Mi Perú-Minnesota enriches community

Hanna Anderson celebrates Peruvian culture through dance


Used with permission by Hanna Anderson.

Elena Ortiz-Fishman

What has your experience in Mi Perú-Minnesota been like? 

I am a member, (and) I’m the director of the board of directors of Mi Perú-Minnesota. We’re a Minnesota folkloric dance group that promotes Peruvian culture through its dances. We’re usually invited to participate in cultural events. In the past, our most prominent invitation or show was for the Festival of Nations, which has been canceled for the last two years. But we have also performed at Latin days at Valleyfair and we have performed in Hispanic Heritage celebrations in universities and schools. We are a very small group. We are about like 15 members, (with) about 10 to 12 active members. We perform a variety of dances that represent all regions of Peru and most of us are moms or working mothers. That’s another important part that we balance. 

Why did you join Mi Perú-Minnesota?

For me, it was two things. The first one: a love for dancing. But, the second one: a need to belong to a Peruvian community, and that has stayed my motivation ever since.

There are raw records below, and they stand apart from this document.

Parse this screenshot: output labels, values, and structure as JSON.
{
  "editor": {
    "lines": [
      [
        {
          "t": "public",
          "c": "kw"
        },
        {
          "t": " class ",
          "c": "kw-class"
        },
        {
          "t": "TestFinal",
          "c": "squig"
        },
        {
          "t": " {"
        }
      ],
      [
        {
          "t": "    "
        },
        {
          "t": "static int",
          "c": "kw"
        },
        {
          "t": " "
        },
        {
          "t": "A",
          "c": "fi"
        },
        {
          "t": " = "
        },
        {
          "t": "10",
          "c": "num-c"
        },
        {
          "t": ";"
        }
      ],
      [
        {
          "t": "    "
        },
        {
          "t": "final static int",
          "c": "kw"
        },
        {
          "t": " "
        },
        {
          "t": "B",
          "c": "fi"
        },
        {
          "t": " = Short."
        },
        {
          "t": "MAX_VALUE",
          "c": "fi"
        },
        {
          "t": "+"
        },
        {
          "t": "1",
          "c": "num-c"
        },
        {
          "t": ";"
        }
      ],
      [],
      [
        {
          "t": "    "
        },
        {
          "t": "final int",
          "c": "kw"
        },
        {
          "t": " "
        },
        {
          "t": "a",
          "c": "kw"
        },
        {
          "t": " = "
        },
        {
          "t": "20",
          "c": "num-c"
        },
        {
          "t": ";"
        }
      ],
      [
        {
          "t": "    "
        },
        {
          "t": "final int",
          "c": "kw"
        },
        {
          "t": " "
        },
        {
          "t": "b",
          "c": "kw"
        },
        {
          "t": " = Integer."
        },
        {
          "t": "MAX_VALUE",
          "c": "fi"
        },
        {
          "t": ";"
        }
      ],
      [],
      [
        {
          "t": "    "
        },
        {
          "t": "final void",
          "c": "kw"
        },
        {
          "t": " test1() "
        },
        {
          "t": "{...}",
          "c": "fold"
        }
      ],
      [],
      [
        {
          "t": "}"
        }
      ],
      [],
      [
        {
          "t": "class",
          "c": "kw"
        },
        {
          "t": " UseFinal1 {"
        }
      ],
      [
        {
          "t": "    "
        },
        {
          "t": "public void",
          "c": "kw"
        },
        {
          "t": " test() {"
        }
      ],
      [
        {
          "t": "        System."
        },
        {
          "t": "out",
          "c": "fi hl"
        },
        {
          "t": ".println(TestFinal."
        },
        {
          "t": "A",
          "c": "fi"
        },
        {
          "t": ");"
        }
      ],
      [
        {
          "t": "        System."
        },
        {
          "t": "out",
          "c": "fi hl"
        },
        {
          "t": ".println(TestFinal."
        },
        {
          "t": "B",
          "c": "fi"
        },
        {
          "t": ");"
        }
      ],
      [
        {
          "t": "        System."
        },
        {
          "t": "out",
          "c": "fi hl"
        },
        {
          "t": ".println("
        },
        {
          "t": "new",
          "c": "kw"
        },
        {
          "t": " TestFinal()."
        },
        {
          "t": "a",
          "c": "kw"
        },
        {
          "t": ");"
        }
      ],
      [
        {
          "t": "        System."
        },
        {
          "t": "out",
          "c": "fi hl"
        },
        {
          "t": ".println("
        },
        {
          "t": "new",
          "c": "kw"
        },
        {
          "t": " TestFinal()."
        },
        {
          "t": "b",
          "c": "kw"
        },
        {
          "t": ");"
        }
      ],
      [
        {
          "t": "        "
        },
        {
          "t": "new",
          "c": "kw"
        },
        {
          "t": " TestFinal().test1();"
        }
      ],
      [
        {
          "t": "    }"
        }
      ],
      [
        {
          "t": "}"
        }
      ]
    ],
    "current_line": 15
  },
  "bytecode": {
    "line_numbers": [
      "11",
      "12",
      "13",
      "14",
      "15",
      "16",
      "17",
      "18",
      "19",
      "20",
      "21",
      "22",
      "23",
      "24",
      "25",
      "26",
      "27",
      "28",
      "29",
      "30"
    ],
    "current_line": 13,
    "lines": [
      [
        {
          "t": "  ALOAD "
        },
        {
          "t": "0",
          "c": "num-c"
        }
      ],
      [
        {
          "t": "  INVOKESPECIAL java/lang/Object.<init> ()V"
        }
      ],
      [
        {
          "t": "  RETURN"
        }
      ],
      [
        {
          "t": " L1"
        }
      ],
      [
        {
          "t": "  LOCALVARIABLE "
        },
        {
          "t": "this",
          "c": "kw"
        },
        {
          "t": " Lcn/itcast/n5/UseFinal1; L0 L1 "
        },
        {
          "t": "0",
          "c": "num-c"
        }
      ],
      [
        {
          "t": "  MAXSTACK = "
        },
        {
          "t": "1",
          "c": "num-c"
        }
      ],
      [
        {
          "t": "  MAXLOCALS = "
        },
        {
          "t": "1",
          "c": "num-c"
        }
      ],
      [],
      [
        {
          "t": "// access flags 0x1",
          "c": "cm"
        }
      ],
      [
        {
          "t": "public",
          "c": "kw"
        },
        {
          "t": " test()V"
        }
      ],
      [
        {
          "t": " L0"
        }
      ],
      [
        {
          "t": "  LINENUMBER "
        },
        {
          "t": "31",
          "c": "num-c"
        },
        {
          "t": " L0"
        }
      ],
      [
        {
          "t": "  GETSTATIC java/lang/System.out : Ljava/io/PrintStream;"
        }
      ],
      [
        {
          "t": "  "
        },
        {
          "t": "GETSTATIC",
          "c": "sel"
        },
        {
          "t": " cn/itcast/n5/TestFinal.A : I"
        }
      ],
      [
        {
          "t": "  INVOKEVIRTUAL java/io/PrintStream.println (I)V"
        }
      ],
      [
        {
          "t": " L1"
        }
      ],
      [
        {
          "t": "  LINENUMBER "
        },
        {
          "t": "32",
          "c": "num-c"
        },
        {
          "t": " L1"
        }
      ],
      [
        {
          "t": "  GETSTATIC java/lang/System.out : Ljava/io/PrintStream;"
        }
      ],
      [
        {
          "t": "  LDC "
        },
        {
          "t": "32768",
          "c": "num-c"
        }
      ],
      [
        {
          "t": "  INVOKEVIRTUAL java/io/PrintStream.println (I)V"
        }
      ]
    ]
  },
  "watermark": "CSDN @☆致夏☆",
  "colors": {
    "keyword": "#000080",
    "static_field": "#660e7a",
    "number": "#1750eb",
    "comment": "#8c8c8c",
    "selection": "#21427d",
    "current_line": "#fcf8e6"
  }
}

It’s that combination, and then later it also became not only to be a part of a community, but to represent that community through there.

How long have you been dancing?

I started five years ago, I want to say I’ve always danced for fun. I remember being four years old, and my dad teaching me how to dance Cumbia – that’s my earliest memory of dancing. Five years ago in Minnesota, I finally had the chance and the time to spend more time dancing and representing Peru. 

What have you taken out of this experience? 

I was never part of any sports before, or any part of a team that way. That sense of community was number one, the sense to work towards something – and in this case it was to represent Peru the best way we can. None of us are professional dancers. We’re all teachers, property managers, we have engineers – everybody comes together. We want to represent Peru the best way we can, but we want to have fun. It’s that combination of being proud when we’re able to put together a dance, being proud of ourselves, but also being proud to represent the richness and diversity of Peru’s dances. 

How has the group brought you closer to your culture and your community?

When I came to the U.S. I went from being a white Latina, to being a woman of color. I came from being Peruvian, to just being a Latina. And for years, I felt like my identity was dissolved. Being a part of the group was part of me reclaiming my Peruvian identity. I also did it for my family and my children, what it means to be Peruvian, and what it means to be biracial and bicultural. Although dancing is still amazing, my kids are not necessarily part of it, but they come to the events and they have met other biracial children, bilingual children, who have families of similar backgrounds. That community extends not only to me, but to the families of the members of the group. 

How have you brought this passion back to Park? 

We are kind of based in St. Louis Park. We have found a lot of support in this community, and the community has also given us the opportunity to perform at events, like the SLP Arts Fair. It’s been a symbiotic relationship where we have gotten a lot of support, but we have also been given opportunities to perform and show our work. As a mother of a PSI student I have also volunteered in the past in Baile Folklórico, both being an MC and then also helping with teaching one of the Peruvian dances. 

Do you have any events coming up? 

We are very excited that Sunday, March 20, we are going to be performing at the Landmark Center in St. Paul from 1 – 3 p.m. It’s an urban expedition series, and the Landmark every month shows a different country. After so many events have been canceled over the last two years, this is really a very special opportunity to witness or see Peruvian dances and also try some of its food.